Should you sell? One reason to consider a stock is on those few occasions when an investment has grown to become a dominant part of your portfolio — say 10% to 15% percent. Given Apple’s recently decline, I’d venture to say that’s not the scenario in your case.

Given the stock’s weakness, I’d certainly not put new money to work in Apple right now. I’d also recommend you stagger some stop-loss orders — predetermined levels below a stock's current price at which the stock is automatically sold — below the market price. With Apple at $63, for example, you might opt to sell a third of the position at $60, another third at $55 and the final chunk at $50. This approach allows you to reduce my risk if the stock weakens, yet remain in the trade should the bullish trend continue.

Question: I'm 27 years old, and I want to be my own boss within five years by opening a fast food franchise. Where should I start my research on how to go about doing this?

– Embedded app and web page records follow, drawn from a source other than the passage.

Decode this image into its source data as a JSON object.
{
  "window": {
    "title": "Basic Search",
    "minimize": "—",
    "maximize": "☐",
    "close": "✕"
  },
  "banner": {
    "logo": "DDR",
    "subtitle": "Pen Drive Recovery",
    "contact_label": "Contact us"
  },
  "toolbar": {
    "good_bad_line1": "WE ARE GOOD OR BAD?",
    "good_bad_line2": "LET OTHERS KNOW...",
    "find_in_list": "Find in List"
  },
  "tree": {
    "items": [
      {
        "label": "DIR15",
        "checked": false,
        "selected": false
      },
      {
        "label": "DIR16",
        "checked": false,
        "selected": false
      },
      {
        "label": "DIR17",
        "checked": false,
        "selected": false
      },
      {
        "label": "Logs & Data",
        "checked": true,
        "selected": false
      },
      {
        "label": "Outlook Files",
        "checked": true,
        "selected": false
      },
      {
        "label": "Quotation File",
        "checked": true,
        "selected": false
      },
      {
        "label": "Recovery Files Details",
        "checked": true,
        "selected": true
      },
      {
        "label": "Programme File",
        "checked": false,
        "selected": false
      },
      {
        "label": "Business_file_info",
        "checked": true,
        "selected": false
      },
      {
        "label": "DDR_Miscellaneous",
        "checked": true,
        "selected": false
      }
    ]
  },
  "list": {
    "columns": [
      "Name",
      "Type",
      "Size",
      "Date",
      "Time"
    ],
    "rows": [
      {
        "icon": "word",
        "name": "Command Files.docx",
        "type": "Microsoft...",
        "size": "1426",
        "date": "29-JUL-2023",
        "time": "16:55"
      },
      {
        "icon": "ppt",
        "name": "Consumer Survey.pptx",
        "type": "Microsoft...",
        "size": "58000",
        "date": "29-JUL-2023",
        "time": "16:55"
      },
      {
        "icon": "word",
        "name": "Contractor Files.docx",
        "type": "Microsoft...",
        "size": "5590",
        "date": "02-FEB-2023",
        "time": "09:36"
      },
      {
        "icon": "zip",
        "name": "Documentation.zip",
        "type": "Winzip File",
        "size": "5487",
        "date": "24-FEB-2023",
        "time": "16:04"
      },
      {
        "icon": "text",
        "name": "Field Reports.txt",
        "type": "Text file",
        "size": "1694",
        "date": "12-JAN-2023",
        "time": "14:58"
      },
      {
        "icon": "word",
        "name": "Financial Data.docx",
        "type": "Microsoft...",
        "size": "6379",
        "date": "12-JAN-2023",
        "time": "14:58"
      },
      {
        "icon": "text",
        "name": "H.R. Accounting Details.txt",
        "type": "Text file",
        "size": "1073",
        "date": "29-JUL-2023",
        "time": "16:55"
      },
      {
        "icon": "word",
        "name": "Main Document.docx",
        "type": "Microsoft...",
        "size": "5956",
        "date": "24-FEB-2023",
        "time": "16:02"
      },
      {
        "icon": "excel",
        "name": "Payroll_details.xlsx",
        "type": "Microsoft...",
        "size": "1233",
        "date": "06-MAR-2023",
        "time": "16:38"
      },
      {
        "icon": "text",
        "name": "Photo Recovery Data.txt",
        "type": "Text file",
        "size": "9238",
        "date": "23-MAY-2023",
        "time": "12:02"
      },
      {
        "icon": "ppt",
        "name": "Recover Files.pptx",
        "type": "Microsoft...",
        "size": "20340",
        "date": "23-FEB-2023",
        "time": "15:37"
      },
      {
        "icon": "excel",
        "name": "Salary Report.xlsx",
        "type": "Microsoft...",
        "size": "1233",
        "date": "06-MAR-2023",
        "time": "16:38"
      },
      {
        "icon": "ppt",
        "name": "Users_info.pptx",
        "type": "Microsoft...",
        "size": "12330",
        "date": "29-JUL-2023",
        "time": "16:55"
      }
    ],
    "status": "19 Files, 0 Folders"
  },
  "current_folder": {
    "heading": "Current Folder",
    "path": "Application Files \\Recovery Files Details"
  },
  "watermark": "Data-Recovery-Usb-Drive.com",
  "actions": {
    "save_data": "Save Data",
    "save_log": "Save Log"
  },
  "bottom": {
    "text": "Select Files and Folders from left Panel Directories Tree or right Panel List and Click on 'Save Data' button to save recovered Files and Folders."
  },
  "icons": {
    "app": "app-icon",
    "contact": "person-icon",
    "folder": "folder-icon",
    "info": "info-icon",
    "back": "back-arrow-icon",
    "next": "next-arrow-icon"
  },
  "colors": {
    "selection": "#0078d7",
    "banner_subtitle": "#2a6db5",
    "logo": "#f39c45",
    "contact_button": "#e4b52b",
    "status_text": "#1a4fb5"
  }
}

Jonathan Hoenig: What is it about the smell of greasy hamburgers, never-ending turnover, pushy health inspectors and intense price competition that you find so attractive? In all seriousness, opening up a franchise is both a time and capital-intensive endeavor. My first suggestion would be to either work or intern for someone who already runs the type of business you are interested in opening. It might turn out the lifestyle isn’t as attractive as you might think.

Also, because going into any business requires a wide margin of safety, you’ll want to have at least 2 years worth of living expenses set aside while you’re getting the restaurant running. I’d recommend opening up a money market fund as a secure place to store your cash while you are planning your operation. Vanguard’s Money Market Reserve (VMMXX) is now yielding north of 5%.

Question: Everyone works out at the gym these days — and they're all wearing Nike Shox! Does the Nike (NKE) stock have any more room to grow?

Jonathan Hoenig: Nike’s competitors are just as aggressive as the athletes who wear their footwear, yet the company has been able to remain relevant and cutting edge for the better part the last 40 years. Just take a spin on the company’s website, which lets you customize your own pair of shoes right down to the color of the trademark "Swoosh."

Of course, a company and its stock are two different things. Because it's the stock that we trade, price action is what should drive the decision-making process to buy, sell or hold. At current levels, I’d consider Nike a “hold”. The stock has been channeling between $80 and $90 for months — I’d want to see it break out above the $90 level before putting new money to work. Besides, with the market so volatile, I rarely get to the gym much these days. Cigarette maker Altria (MO) and Budweiser (BUD) might be more timely buys.

Jonathan Hoenig is managing member at Capitalistpig Hedge Fund LLC and is a markets columnist for He appears regularly on FNC's business program Cashin' In. At the time of writing, Hoenig's fund held no positions in any of the securities mentioned.